The Introduction (rather interestingly at the end of the novel in the Readers [sic] Guide Section) to Dreaming for Freud tells us that Sheila Kohler “builds upon the known facts of Freud’s and Dora’s lives to brilliantly reimagine the story behind one of psychology’s most famous and controversial works” (Introd. 4). Do I have to say anything more? The Guide section also includes sections “About the Author” (short), “A Conversation with Sheila Kohler” (four and a half pages), and twelve “Suggested Questions for Discussion.”
All but two of these questions ask the reader to give rather subjective answers to questions about the two main characters in the novel: Freud and Dora. One question deals with Freud’s Dora: An Analysis of a Case of Hysteria. Another considers the relationship between literature and psychology. They are not invalid questions, but are they necessary? Do readers need study guides? And if so, surely one question at least could be about narrative technique. I am being sidetracked here into a discussion of the whole validity of Readers’ Guides and whether or not they really do help readers develop an objective, analytical approach to the product that is a novel.
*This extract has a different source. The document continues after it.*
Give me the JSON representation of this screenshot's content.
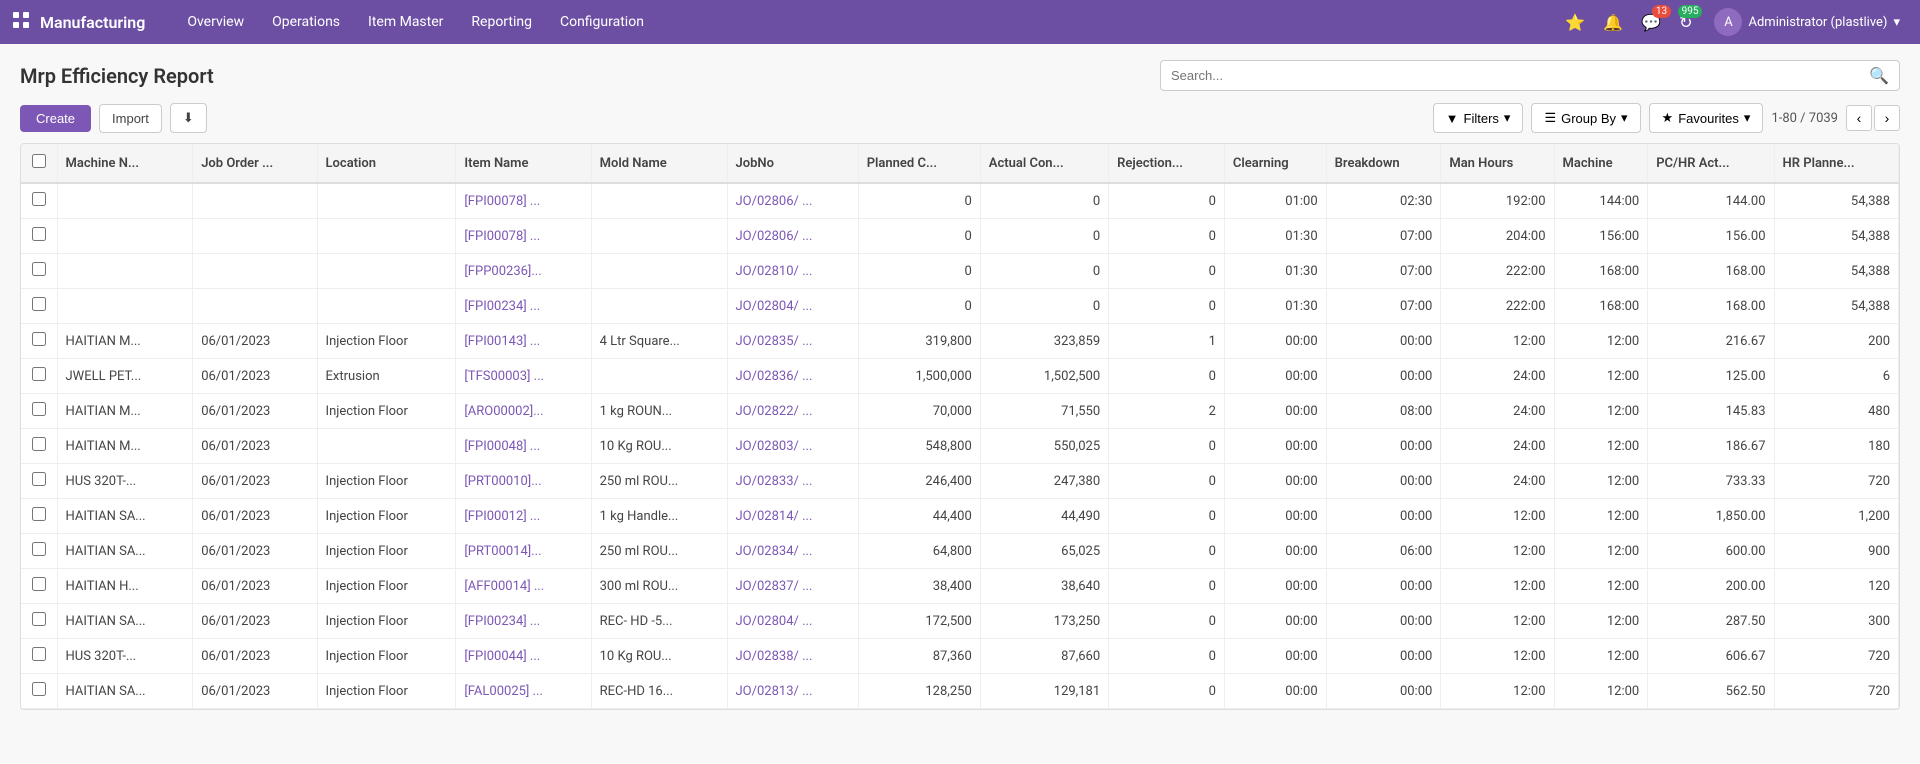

In this case, I suspect that in a way the questions actually detract from the power of the work, focussing as they do on the personalities and to a certain extent on the success or failure of the therapy. In this novel, as Eco does in The Prague Cemetery, Kohler writes about historical persons but appropriates them to her own uses.
One could perhaps argue, too, that this is just what Freud did with his patient. Ida Bauer became Dora for Freud. Yes, obviously, he had patient confidentiality to consider, but, nevertheless, by giving her a different name rather than simple anonymity, he creates someone other than the real Ida Bauer.
What Kohler makes clear in her novel that at least in her fictional world, both Freud and Ida have something to lose and to gain from their relationship. Freud wants advancement, confirmation of his theories about dreams, financial and professional security. Ida wants to be free of dependence, to be free of pain. Writing in the third person, Kohler shifts the focalization between Freud and his patient, and this shifting perspective is mirrored in the ambiguity of her title. Read as Dreaming for Freud the title focuses the attention on what Freud wants to know about dreams. Dreaming for Freud suggests an act made for Freud. Whichever way one reads, both doctor and patient appear to disappoint each other and themselves.
This is a novel of disappointments and questions: the therapist’s questions of the patient, the characters’ questions of themselves and of their own motives. Dreaming for Freud ends in December 1945 with Ida Bauer, an old woman in Brooklyn remembering her past and considering the irony of having become famous because of the “many people [who] have already taken up her story and filled in the blank spaces, attempting to explicate what happened according to their own imaginative desires” (228), and wondering if anyone will “guess that the dreams she told him were invented” (228).
However, Ida’s claims about the attentions of Herr Z are disbelieved by her father. Given our current understanding and experience, we are more likely to believe her, so from early in the book our response to the patient’s narratives is coloured by contemporary knowledge. So, too, is our whole response to Freud whether as a historical personage or as Kohler’s created character. Then there is our knowledge of historical events, our knowledge of the past, which to the characters in the novel is still the unknown future. At times, Kohler reminds us of our superior knowledge of the characters’ futures through proleptic moments such as identifying Freud’s sister-in-law Minna as the one who will tell the Gestapo that the family does not “keep guests standing in their home” (110), or asking “How could he envisage that the very rooms in which he had heard so much about the beginnings of the lives of his patients will serve as a Nazi transit station” (207).
Invention and the telling of tales lie at the heart of this novel. It is a study in narratives and in the relationships between conflicting narratives. It is a study in how we use narratives. After all, Kohler uses Freud’s narratives to construct her own, the novel. How true are the tales we tell, the memories we think we have, the dreams we experience? Yes, it does raise questions about Freud himself and about psychoanalysis, particularly Freudian analysis. But perhaps more than these, it raises the questions about how narratives work, the uses to which they are put, and perhaps most important, who owns, for want of a better word, our stories. Who should tell them and why?